The Three-Repetitions Rule: Simply put, whether it’s your product road map, the way you process a refund, or your company values, write down anything that you’ve had to explain three times or more. If you’ve already repeated it (when onboarding a new person or planning feature launches with your marketing team, for example), you’re likely to need that info again in the future.
4. Document new projects and processes.
One of the most important ways you can nurture a culture of sharing is to ensure that teams know how to transfer knowledge and when it’s appropriate. And one of the simplest ways you can do this is by helping your employees understand their role within any given process or project.
For example, imagine the stages of a construction project, such as building a house.

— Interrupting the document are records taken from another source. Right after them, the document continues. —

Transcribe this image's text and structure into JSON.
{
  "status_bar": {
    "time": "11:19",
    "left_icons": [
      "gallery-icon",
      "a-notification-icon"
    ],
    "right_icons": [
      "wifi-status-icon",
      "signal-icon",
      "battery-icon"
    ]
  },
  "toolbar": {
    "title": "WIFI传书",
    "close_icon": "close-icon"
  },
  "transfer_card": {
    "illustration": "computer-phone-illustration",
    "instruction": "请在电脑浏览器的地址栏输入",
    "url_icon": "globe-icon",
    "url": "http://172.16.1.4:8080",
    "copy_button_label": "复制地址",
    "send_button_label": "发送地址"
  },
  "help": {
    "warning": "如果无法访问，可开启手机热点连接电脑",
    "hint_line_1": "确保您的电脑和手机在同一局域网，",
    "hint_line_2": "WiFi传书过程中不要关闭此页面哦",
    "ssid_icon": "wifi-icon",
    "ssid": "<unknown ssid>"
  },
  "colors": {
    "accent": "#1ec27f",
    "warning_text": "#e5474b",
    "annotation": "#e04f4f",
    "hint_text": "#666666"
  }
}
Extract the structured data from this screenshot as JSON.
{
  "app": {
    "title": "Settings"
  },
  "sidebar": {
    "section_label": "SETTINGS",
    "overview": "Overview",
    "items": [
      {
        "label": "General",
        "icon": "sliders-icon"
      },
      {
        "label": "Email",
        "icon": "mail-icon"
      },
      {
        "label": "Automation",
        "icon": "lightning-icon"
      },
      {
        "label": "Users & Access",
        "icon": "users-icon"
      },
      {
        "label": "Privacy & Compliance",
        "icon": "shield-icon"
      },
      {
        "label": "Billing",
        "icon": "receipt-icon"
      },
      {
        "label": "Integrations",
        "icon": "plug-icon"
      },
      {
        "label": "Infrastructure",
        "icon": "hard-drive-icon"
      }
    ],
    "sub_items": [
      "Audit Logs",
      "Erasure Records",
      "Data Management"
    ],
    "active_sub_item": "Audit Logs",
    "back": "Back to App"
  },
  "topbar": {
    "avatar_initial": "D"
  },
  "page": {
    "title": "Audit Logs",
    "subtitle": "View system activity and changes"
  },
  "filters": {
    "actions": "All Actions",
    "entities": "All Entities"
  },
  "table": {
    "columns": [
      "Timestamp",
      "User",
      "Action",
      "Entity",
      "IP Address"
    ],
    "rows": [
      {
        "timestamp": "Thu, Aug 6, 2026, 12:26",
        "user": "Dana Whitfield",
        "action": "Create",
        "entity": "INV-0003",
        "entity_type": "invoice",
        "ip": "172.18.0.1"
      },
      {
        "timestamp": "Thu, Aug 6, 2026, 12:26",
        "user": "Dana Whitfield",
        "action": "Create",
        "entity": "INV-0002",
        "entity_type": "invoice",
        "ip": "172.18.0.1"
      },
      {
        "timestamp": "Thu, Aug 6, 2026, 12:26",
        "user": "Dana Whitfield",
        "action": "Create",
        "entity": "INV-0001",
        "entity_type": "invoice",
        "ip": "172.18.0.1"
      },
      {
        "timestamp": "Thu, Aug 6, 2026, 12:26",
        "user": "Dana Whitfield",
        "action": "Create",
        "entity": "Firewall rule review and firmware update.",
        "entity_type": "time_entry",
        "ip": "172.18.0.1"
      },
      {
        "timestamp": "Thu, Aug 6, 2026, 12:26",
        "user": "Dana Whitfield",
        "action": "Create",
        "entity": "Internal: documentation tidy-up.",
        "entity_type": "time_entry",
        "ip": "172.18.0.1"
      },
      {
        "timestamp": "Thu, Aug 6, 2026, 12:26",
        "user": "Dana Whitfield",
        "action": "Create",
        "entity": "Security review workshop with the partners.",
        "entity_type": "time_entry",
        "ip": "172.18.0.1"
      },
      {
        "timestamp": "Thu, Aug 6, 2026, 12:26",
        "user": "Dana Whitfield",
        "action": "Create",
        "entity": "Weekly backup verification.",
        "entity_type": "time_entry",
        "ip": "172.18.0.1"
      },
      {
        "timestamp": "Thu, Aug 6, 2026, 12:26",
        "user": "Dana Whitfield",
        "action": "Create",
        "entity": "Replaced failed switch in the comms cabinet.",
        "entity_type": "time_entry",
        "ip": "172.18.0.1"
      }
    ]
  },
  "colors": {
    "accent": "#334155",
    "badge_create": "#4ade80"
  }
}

There will be various specialists involved at different stages of the project, starting with architects and including scaffolders, bricklayers, plumbers, electricians, plasterers, carpenters, and more.
If a plasterer isn’t sure of their place in the process, they might start plastering walls and boarding up the house before the electrician has put in the wiring. At some point, the knowledge that the plasterer needs has not been transferred from the project lead.
If the plasterer discusses the current state of the building with the electrician before starting work, they can avoid errors.
Your team is similar. Whenever you embark on a new project or initiative, encourage people to document the process and dependencies. Dependencies refer to steps that need to occur for others to move ahead with subsequent steps. Documenting new projects will increase your team’s familiarity with documentation, helping to create a culture of knowledge transfer.
Effective Knowledge Transfer is Essential for Growing Businesses
The tacit expertise your teams have is critical for the success of your business’s future and competitive advantage. Not only will it save you money, but it will also help you increase productivity, employee retention, and improve culture.
A huge part of effective knowledge transfer is building a process that makes both the capture and the access to important collective expertise easy. Tettra was designed to simplify this process. If you’re looking for a better way to do that, learn more here.